By Laura Graham
4 minute read
We at Manifesto talk a lot about the importance of engagement in the World of membership. Despite it being the key measure of success for most organisations, revenue is actually a lagging indicator, you only know you’re doing well a few weeks or months down the line when you see the money (hopefully) rolling in. Engagement however is the leading indicator, if you’ve got deep engagement in your products and services, and are effectively monetising it, you know that the commercials will follow.
We’ve noticed that our clients are increasingly looking to orchestration to personalise experiences for, and deepen relationships with, their audiences. So what on earth is it? And what’s needed to make it a reality?
Orchestration is a set of data-driven capabilities that creates seamless, smarter, and in some cases, more automated customer experiences across all of your channels and touch-points. Together they allow businesses to better identify and communicate with their audiences through unified and relevant experiences. This in turn increases the likelihood of prospective customers converting, and existing customers engaging more.

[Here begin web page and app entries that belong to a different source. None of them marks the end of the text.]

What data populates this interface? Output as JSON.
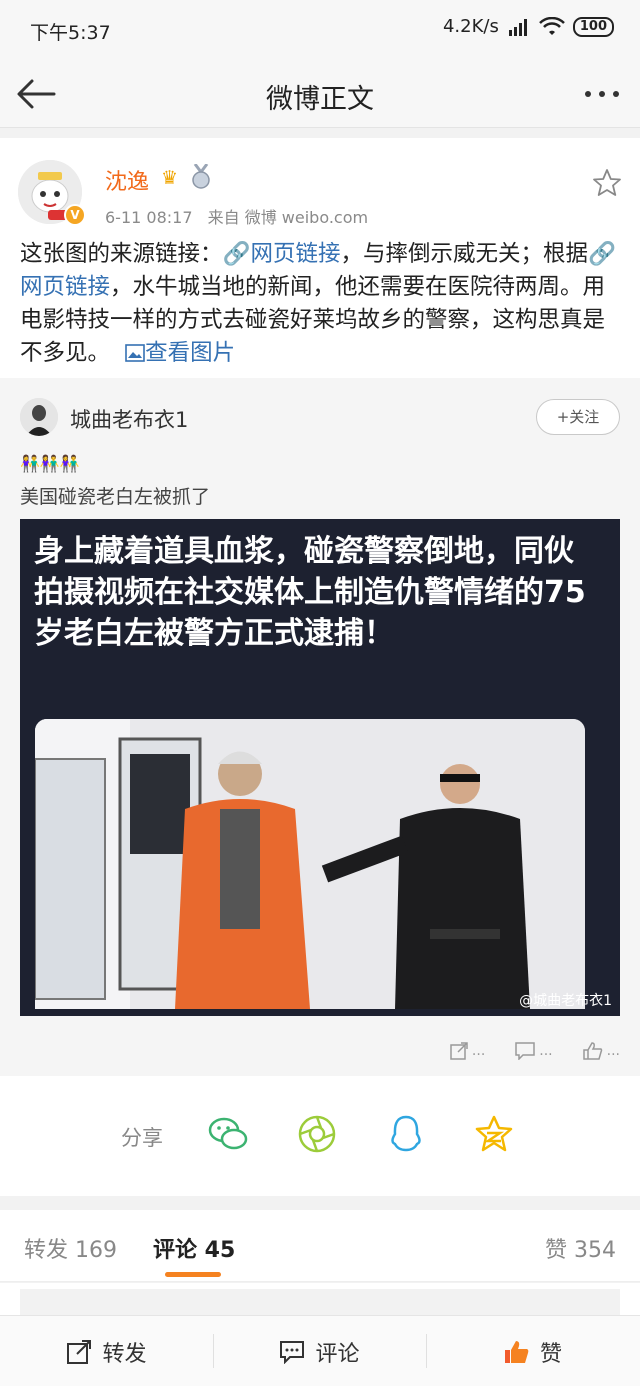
{
  "status_bar": {
    "time": "下午5:37",
    "net_speed": "4.2K/s",
    "battery": "100"
  },
  "nav": {
    "title": "微博正文"
  },
  "post": {
    "author": "沈逸",
    "time": "6-11 08:17",
    "source": "来自 微博 weibo.com",
    "text_1": "这张图的来源链接：",
    "link_1": "网页链接",
    "text_2": "，与摔倒示威无关；根据",
    "link_2": "网页链接",
    "text_3": "，水牛城当地的新闻，他还需要在医院待两周。用电影特技一样的方式去碰瓷好莱坞故乡的警察，这构思真是不多见。",
    "view_image": "查看图片"
  },
  "retweet": {
    "author": "城曲老布衣1",
    "follow_label": "+关注",
    "emoji": "👫👫👫",
    "text": "美国碰瓷老白左被抓了",
    "image_caption": "身上藏着道具血浆，碰瓷警察倒地，同伙拍摄视频在社交媒体上制造仇警情绪的75岁老白左被警方正式逮捕！",
    "watermark": "@城曲老布衣1",
    "actions": {
      "repost": "...",
      "comment": "...",
      "like": "..."
    }
  },
  "share": {
    "label": "分享"
  },
  "tabs": {
    "repost": "转发 169",
    "comment": "评论 45",
    "like": "赞 354"
  },
  "bottom": {
    "repost": "转发",
    "comment": "评论",
    "like": "赞"
  },
  "colors": {
    "accent": "#f58220",
    "link": "#3571b3",
    "author": "#f26a1b"
  }
}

The commercial benefit is therefore an attractive one, a Forrester study found that organisations effectively using orchestration were 2.5 times more likely to increase customer lifetime value.
Making it happen
It’s not easy to do, even more so given we’re in a World where privacy around personal details is a hot topic, so we’ve done our best to keep it simple. Here are the capabilities that you’ll need to ‘do’ orchestration;
- UNIFY: ingestion and integration of data
- ANALYSE: data analysis and audience development
- ACTIVATE: development of personalised experiences and journeys for deployment across channels. Performance measurement of interactions to aid optimisation
- MONITOR: data governance and maintenance of customer data
According to another Forrester survey, 69% of businesses anticipate that they’ll increase their investment in orchestration platforms (or customer data platforms, otherwise known as CDPs) over the next few years.
A CDP is the hub that pulls data sets together to understand audiences across channels, segment these audiences and develop the most relevant experience for them. There are plenty of options out there, varying in their breadth vs. depth of capabilities (e.g. more focus identify resolution vs. building complex journeys), as well as the size of business and sector that they cater to.
The tech isn’t a panacea for success however, it only delivers the outcomes that you set it up to deliver. Be clear on what drives commercial value for you, the associated audience use cases and what your current capability gaps are to determine which route to go down.
Don’t forget the human component
Orchestration capabilities will already exist to varying degrees in most businesses, however what makes orchestration different is that to create a unified customer experience, it requires a unified organisation model.
This doesn’t necessarily mean you need to change your organisation structure, but you do need to think about how you design ways of working that are centered around your audience. Your different teams need to work together, share data and tech, and align on objectives.
An operating model fit for orchestration requires marketing, operations, product and data/tech teams to be in lockstep. First and foremost, these teams need to align on priority use cases, metrics and the jobs to be done across functions. From there, process flows can be designed that identify key handoffs, team responsibilities and skills that each team needs to invest in.
One last thing…
Any customer focused organisation will know that expectations are always going to increase, and that they need to be ready for the next shift. There are many factors that need to be taken into account but the leading indicator to try and influence is engagement. Orchestration is the capability that allows businesses to develop and deploy products, services and experiences in a personalised way so that audiences keep on coming back for more. This is more than simply investing in the right technology, an orchestra inevitably needs a conductor, so make sure that your teams understand what they’re aiming for, they’re empowered to play their role in getting there, and are a single army moving in step in the process.